Caplow said Zaidi "really gave reassurance that she would be able to do exactly what she said she would do and it would have the impact that she said it would have."

He added that he and his wife conceived of the prize after they gave birth to triplets who spent a month in an . The prize, which Caplow said would continue next year, was a way to address the disparities in medical technology available around the world.

Explore further: Risky pregnancy for first-time mothers age 30-34

Related Stories

Risky pregnancy for first-time mothers age 30-34

December 10, 2013
New research from Karolinska Institutet shows that the risk of giving birth to your first child in advanced years increase as early as in the 30-34 age group. Previously, first-time mothers were categorised as being in advanced ...

Developing and delivering interventions for pregnancy to reduce mother and child deaths

September 3, 2013
A global group of experts has established research priorities addressing care for women prior to pregnancy, in a consensus statement published in PLOS Medicine this week. Sohni Dean and Zulfiqar Bhutta from the Aga Khan University, ...

Polio cases down worldwide, trouble spots remain

November 14, 2012
The number of polio cases worldwide reached a record low in 2012, giving experts confidence that the disease can finally be eradicated, according to presentations made Tuesday at a major US conference.

Action needed with Burma maternal, child health

December 2, 2013
As a regional neighbour to Myanmar, the Commonwealth Government has recognised Australia has a responsibility – and the capacity – to help alleviate poverty in the developing nation. Australia is also able to support ...

Delivering the goods: Sweden's midwives stand test of time

October 2, 2013
Only one ultrasound in nine months and no need to see the doctor or obstetrician: at first glance, Sweden's pregnancy care appears rather simplistic.

Depression during pregnancy and early motherhood

December 4, 2013
University of York researchers and their clinical NHS colleagues are expanding a project to investigate the health and wellbeing of newborn babies and their parents to include a study of depression during pregnancy and early ...

Recommended for you

Exploring the potential of human echolocation

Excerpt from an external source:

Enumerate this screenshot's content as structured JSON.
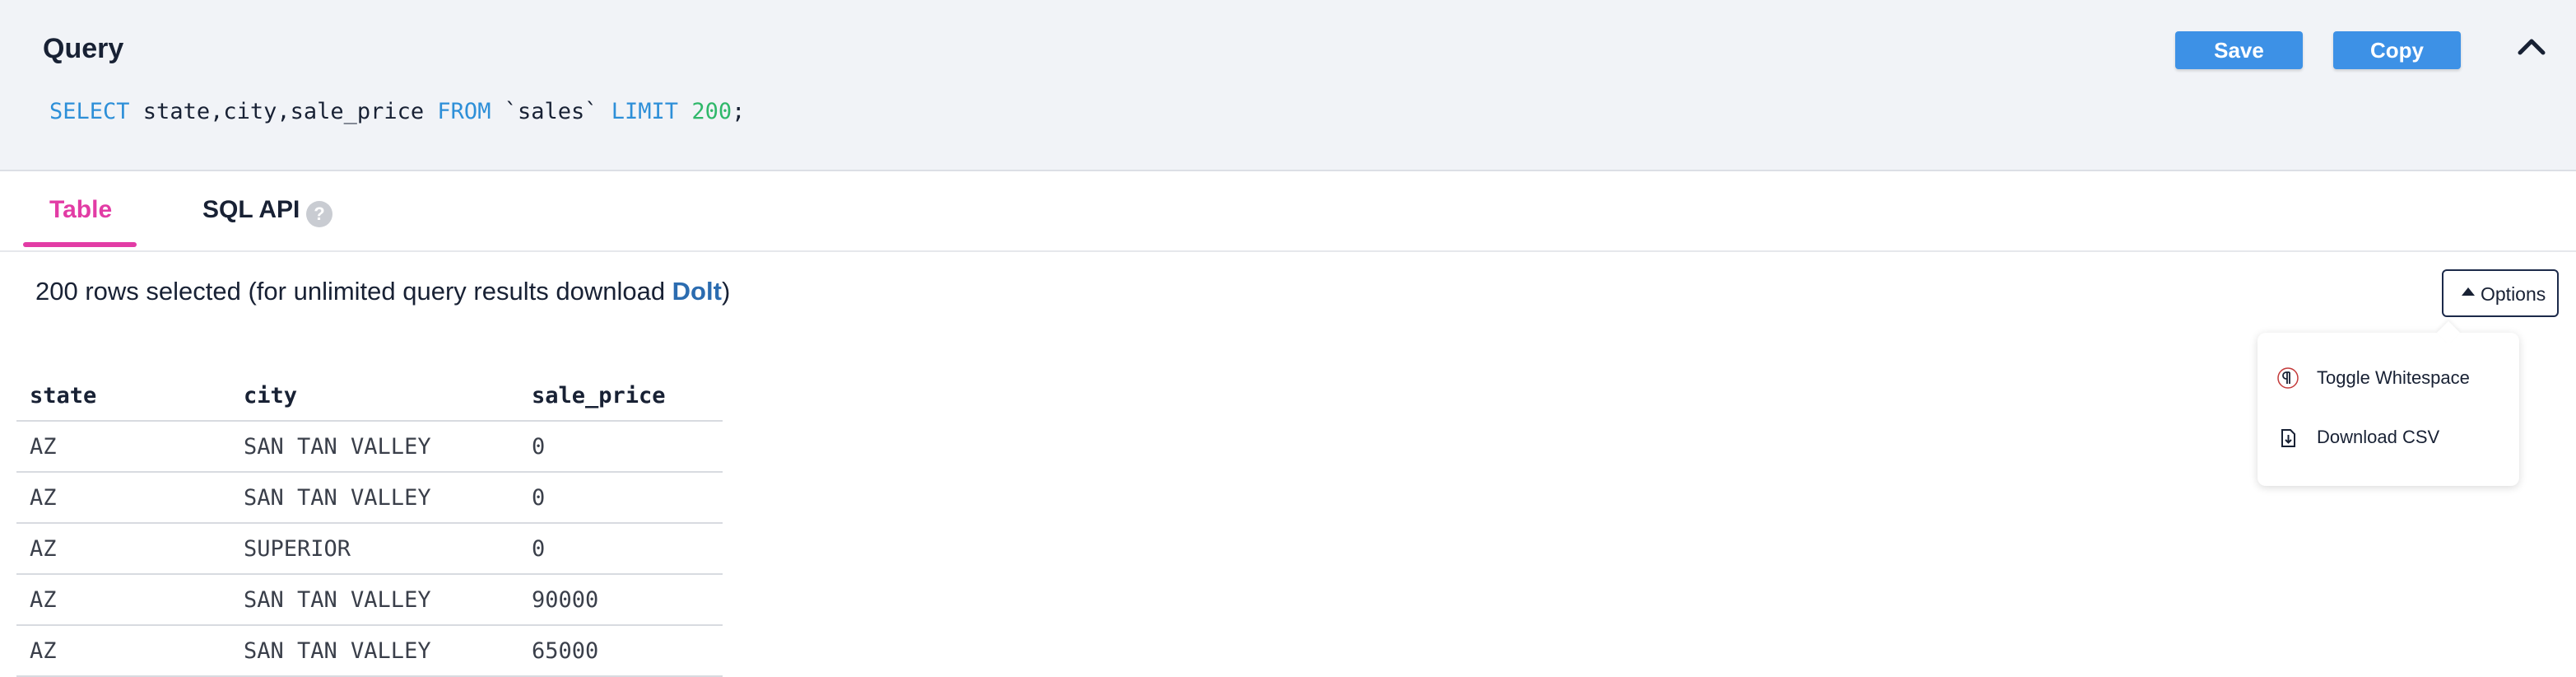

June 25, 2017
People who are visually impaired will often use a cane to feel out their surroundings. With training and practice, people can learn to use the pitch, loudness and timbre of echoes from the cane or other sounds to navigate ...

Team eradicates hepatitis C in 10 patients following lifesaving transplants from infected donors

April 30, 2017
Ten patients at Penn Medicine have been cured of the Hepatitis C virus (HCV) following lifesaving kidney transplants from deceased donors who were infected with the disease. The findings point to new strategies for increasing ...

'bench to bedside to bench': Scientists call for closer basic-clinical collaborations

March 24, 2017
In the era of genome sequencing, it's time to update the old "bench-to-bedside" shorthand for how basic research discoveries inform clinical practice, researchers from The Jackson Laboratory (JAX), National Human Genome Research ...

The ethics of tracking athletes' biometric data

January 18, 2017
(Medical Xpress)—Whether it is a FitBit or a heart rate monitor, biometric technologies have become household devices. Professional sports leagues use some of the most technologically advanced biodata tracking systems to ...

Financial ties between researchers and drug industry linked to positive trial results

January 18, 2017
Financial ties between researchers and companies that make the drugs they are studying are independently associated with positive trial results, suggesting bias in the evidence base, concludes a study published by The BMJ ...

Best of Last Year – The top Medical Xpress articles of 2016

December 23, 2016
(Medical Xpress)—It was a big year for research involving overall health issues, starting with a team led by researchers at the UNC School of Medicine and the National Institutes of Health who unearthed more evidence that ...

0 comments

Please sign in to add a comment. Registration is free, and takes less than a minute. Read more

Click here to reset your password.
Sign in to get notified via email when new comments are made.